■ WHAT IS BEING ASKED ■
Return each record word for word and omit the pictures.

■ Saved entries ■
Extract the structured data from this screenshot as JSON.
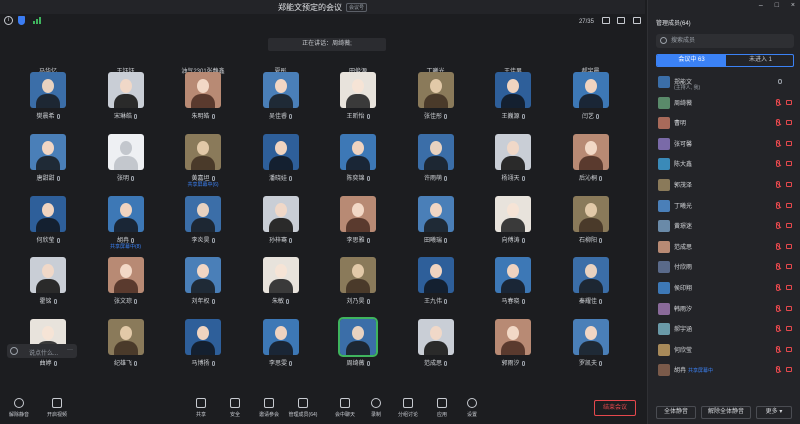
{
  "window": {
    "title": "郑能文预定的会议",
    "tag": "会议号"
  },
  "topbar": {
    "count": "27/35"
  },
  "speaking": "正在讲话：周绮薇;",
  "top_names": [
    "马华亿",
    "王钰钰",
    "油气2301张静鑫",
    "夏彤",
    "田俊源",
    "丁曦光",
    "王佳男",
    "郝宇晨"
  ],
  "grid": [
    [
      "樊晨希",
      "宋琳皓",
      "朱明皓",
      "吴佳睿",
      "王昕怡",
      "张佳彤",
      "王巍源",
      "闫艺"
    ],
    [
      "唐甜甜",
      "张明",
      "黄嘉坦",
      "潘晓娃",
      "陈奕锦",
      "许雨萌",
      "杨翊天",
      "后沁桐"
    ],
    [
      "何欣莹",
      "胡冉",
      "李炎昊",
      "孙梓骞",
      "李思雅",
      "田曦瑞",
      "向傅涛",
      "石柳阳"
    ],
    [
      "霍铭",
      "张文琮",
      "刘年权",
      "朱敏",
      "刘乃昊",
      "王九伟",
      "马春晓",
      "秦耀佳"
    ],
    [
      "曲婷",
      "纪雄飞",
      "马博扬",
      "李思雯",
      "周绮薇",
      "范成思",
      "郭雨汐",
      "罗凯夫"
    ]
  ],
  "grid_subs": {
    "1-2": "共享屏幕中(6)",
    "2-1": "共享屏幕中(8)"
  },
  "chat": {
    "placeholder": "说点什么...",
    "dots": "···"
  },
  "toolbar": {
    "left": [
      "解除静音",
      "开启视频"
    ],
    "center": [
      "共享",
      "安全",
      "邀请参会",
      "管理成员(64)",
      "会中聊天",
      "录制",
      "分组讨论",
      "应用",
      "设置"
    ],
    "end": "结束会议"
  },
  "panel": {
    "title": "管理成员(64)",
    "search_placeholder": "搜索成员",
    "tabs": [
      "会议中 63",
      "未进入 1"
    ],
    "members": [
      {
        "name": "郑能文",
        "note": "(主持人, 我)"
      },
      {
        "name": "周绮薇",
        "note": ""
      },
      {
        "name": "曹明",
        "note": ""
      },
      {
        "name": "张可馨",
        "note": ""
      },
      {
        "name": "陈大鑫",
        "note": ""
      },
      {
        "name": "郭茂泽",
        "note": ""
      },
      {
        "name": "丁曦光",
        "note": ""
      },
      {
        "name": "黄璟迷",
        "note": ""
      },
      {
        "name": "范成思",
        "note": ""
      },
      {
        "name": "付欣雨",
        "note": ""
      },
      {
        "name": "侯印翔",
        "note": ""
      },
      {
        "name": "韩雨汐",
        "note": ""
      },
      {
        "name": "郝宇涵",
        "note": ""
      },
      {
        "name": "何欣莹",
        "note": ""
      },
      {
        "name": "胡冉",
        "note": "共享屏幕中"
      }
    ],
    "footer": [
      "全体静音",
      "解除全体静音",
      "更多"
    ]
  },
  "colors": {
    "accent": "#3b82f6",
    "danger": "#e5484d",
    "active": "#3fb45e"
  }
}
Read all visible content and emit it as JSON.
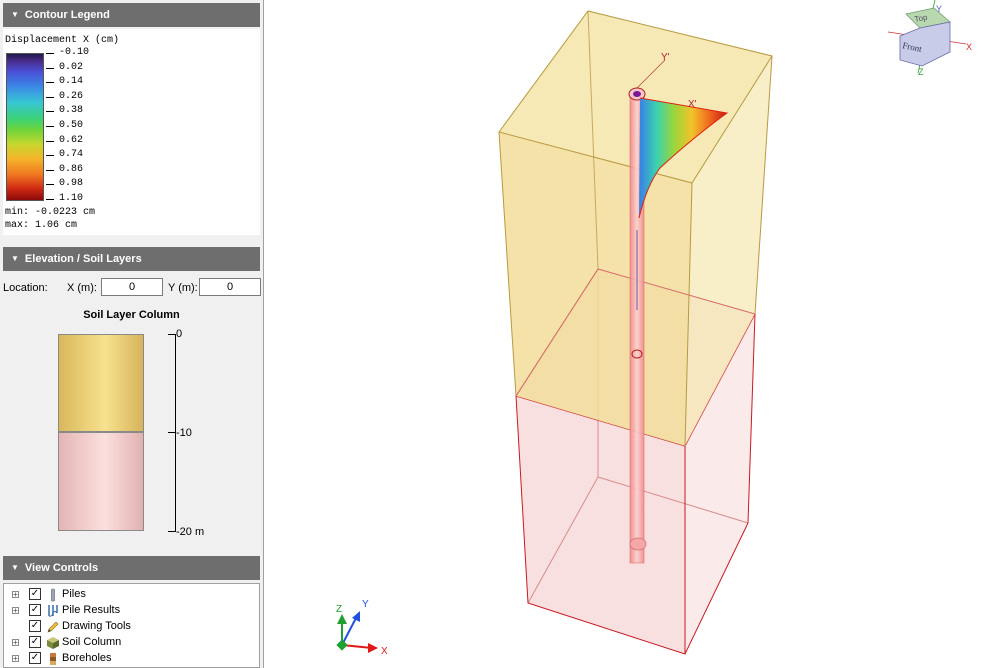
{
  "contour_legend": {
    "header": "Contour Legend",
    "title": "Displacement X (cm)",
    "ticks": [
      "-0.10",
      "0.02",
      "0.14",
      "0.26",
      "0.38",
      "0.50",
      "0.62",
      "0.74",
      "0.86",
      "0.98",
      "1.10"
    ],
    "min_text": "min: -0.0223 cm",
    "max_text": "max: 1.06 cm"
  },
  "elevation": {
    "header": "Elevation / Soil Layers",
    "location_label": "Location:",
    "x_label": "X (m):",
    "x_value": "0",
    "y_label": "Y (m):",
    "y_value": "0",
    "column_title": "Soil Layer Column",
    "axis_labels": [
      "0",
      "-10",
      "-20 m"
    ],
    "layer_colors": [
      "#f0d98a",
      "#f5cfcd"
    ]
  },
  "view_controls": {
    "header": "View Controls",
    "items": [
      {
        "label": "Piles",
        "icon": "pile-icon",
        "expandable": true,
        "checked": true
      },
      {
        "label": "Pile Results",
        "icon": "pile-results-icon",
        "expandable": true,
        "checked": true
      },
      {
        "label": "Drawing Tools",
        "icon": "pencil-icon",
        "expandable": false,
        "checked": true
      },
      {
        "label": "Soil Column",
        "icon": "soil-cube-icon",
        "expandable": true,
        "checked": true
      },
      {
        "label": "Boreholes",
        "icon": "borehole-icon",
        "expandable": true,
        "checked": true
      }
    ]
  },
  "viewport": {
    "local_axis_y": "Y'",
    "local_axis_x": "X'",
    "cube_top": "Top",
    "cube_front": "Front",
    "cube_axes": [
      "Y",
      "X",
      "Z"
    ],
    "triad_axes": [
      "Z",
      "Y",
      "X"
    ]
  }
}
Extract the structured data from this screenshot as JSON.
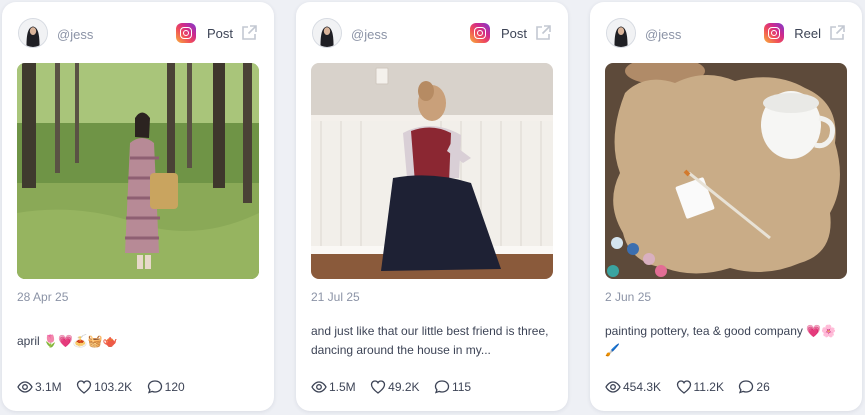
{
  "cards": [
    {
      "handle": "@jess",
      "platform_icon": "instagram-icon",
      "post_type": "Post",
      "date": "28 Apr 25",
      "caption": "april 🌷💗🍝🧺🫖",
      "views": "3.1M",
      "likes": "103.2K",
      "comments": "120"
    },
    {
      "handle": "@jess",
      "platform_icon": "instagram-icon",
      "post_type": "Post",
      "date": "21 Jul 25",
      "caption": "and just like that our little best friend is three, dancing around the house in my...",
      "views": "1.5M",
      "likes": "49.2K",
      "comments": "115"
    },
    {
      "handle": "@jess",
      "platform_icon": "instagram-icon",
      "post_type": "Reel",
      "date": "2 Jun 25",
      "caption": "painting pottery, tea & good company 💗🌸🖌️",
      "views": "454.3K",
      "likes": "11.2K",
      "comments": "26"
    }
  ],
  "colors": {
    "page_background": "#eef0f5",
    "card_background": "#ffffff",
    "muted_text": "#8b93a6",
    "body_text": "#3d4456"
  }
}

■ REPLY TO THE TASK ■
Extract the structured data from this screenshot as JSON.
{
  "window": {
    "title": "郑能文预定的会议",
    "tag": "会议号"
  },
  "topbar": {
    "count": "27/35"
  },
  "speaking": "正在讲话：周绮薇;",
  "top_names": [
    "马华亿",
    "王钰钰",
    "油气2301张静鑫",
    "夏彤",
    "田俊源",
    "丁曦光",
    "王佳男",
    "郝宇晨"
  ],
  "grid": [
    [
      "樊晨希",
      "宋琳皓",
      "朱明皓",
      "吴佳睿",
      "王昕怡",
      "张佳彤",
      "王巍源",
      "闫艺"
    ],
    [
      "唐甜甜",
      "张明",
      "黄嘉坦",
      "潘晓娃",
      "陈奕锦",
      "许雨萌",
      "杨翊天",
      "后沁桐"
    ],
    [
      "何欣莹",
      "胡冉",
      "李炎昊",
      "孙梓骞",
      "李思雅",
      "田曦瑞",
      "向傅涛",
      "石柳阳"
    ],
    [
      "霍铭",
      "张文琮",
      "刘年权",
      "朱敏",
      "刘乃昊",
      "王九伟",
      "马春晓",
      "秦耀佳"
    ],
    [
      "曲婷",
      "纪雄飞",
      "马博扬",
      "李思雯",
      "周绮薇",
      "范成思",
      "郭雨汐",
      "罗凯夫"
    ]
  ],
  "grid_subs": {
    "1-2": "共享屏幕中(6)",
    "2-1": "共享屏幕中(8)"
  },
  "chat": {
    "placeholder": "说点什么...",
    "dots": "···"
  },
  "toolbar": {
    "left": [
      "解除静音",
      "开启视频"
    ],
    "center": [
      "共享",
      "安全",
      "邀请参会",
      "管理成员(64)",
      "会中聊天",
      "录制",
      "分组讨论",
      "应用",
      "设置"
    ],
    "end": "结束会议"
  },
  "panel": {
    "title": "管理成员(64)",
    "search_placeholder": "搜索成员",
    "tabs": [
      "会议中 63",
      "未进入 1"
    ],
    "members": [
      {
        "name": "郑能文",
        "note": "(主持人, 我)"
      },
      {
        "name": "周绮薇",
        "note": ""
      },
      {
        "name": "曹明",
        "note": ""
      },
      {
        "name": "张可馨",
        "note": ""
      },
      {
        "name": "陈大鑫",
        "note": ""
      },
      {
        "name": "郭茂泽",
        "note": ""
      },
      {
        "name": "丁曦光",
        "note": ""
      },
      {
        "name": "黄璟迷",
        "note": ""
      },
      {
        "name": "范成思",
        "note": ""
      },
      {
        "name": "付欣雨",
        "note": ""
      },
      {
        "name": "侯印翔",
        "note": ""
      },
      {
        "name": "韩雨汐",
        "note": ""
      },
      {
        "name": "郝宇涵",
        "note": ""
      },
      {
        "name": "何欣莹",
        "note": ""
      },
      {
        "name": "胡冉",
        "note": "共享屏幕中"
      }
    ],
    "footer": [
      "全体静音",
      "解除全体静音",
      "更多"
    ]
  },
  "colors": {
    "accent": "#3b82f6",
    "danger": "#e5484d",
    "active": "#3fb45e"
  }
}
Read all visible content and emit it as JSON.
{
  "contour_legend": {
    "header": "Contour Legend",
    "title": "Displacement X (cm)",
    "ticks": [
      "-0.10",
      "0.02",
      "0.14",
      "0.26",
      "0.38",
      "0.50",
      "0.62",
      "0.74",
      "0.86",
      "0.98",
      "1.10"
    ],
    "min_text": "min: -0.0223 cm",
    "max_text": "max: 1.06 cm"
  },
  "elevation": {
    "header": "Elevation / Soil Layers",
    "location_label": "Location:",
    "x_label": "X (m):",
    "x_value": "0",
    "y_label": "Y (m):",
    "y_value": "0",
    "column_title": "Soil Layer Column",
    "axis_labels": [
      "0",
      "-10",
      "-20 m"
    ],
    "layer_colors": [
      "#f0d98a",
      "#f5cfcd"
    ]
  },
  "view_controls": {
    "header": "View Controls",
    "items": [
      {
        "label": "Piles",
        "icon": "pile-icon",
        "expandable": true,
        "checked": true
      },
      {
        "label": "Pile Results",
        "icon": "pile-results-icon",
        "expandable": true,
        "checked": true
      },
      {
        "label": "Drawing Tools",
        "icon": "pencil-icon",
        "expandable": false,
        "checked": true
      },
      {
        "label": "Soil Column",
        "icon": "soil-cube-icon",
        "expandable": true,
        "checked": true
      },
      {
        "label": "Boreholes",
        "icon": "borehole-icon",
        "expandable": true,
        "checked": true
      }
    ]
  },
  "viewport": {
    "local_axis_y": "Y'",
    "local_axis_x": "X'",
    "cube_top": "Top",
    "cube_front": "Front",
    "cube_axes": [
      "Y",
      "X",
      "Z"
    ],
    "triad_axes": [
      "Z",
      "Y",
      "X"
    ]
  }
}
Extract the structured data from this screenshot as JSON.
{
  "cards": [
    {
      "handle": "@jess",
      "platform_icon": "instagram-icon",
      "post_type": "Post",
      "date": "28 Apr 25",
      "caption": "april 🌷💗🍝🧺🫖",
      "views": "3.1M",
      "likes": "103.2K",
      "comments": "120"
    },
    {
      "handle": "@jess",
      "platform_icon": "instagram-icon",
      "post_type": "Post",
      "date": "21 Jul 25",
      "caption": "and just like that our little best friend is three, dancing around the house in my...",
      "views": "1.5M",
      "likes": "49.2K",
      "comments": "115"
    },
    {
      "handle": "@jess",
      "platform_icon": "instagram-icon",
      "post_type": "Reel",
      "date": "2 Jun 25",
      "caption": "painting pottery, tea & good company 💗🌸🖌️",
      "views": "454.3K",
      "likes": "11.2K",
      "comments": "26"
    }
  ],
  "colors": {
    "page_background": "#eef0f5",
    "card_background": "#ffffff",
    "muted_text": "#8b93a6",
    "body_text": "#3d4456"
  }
}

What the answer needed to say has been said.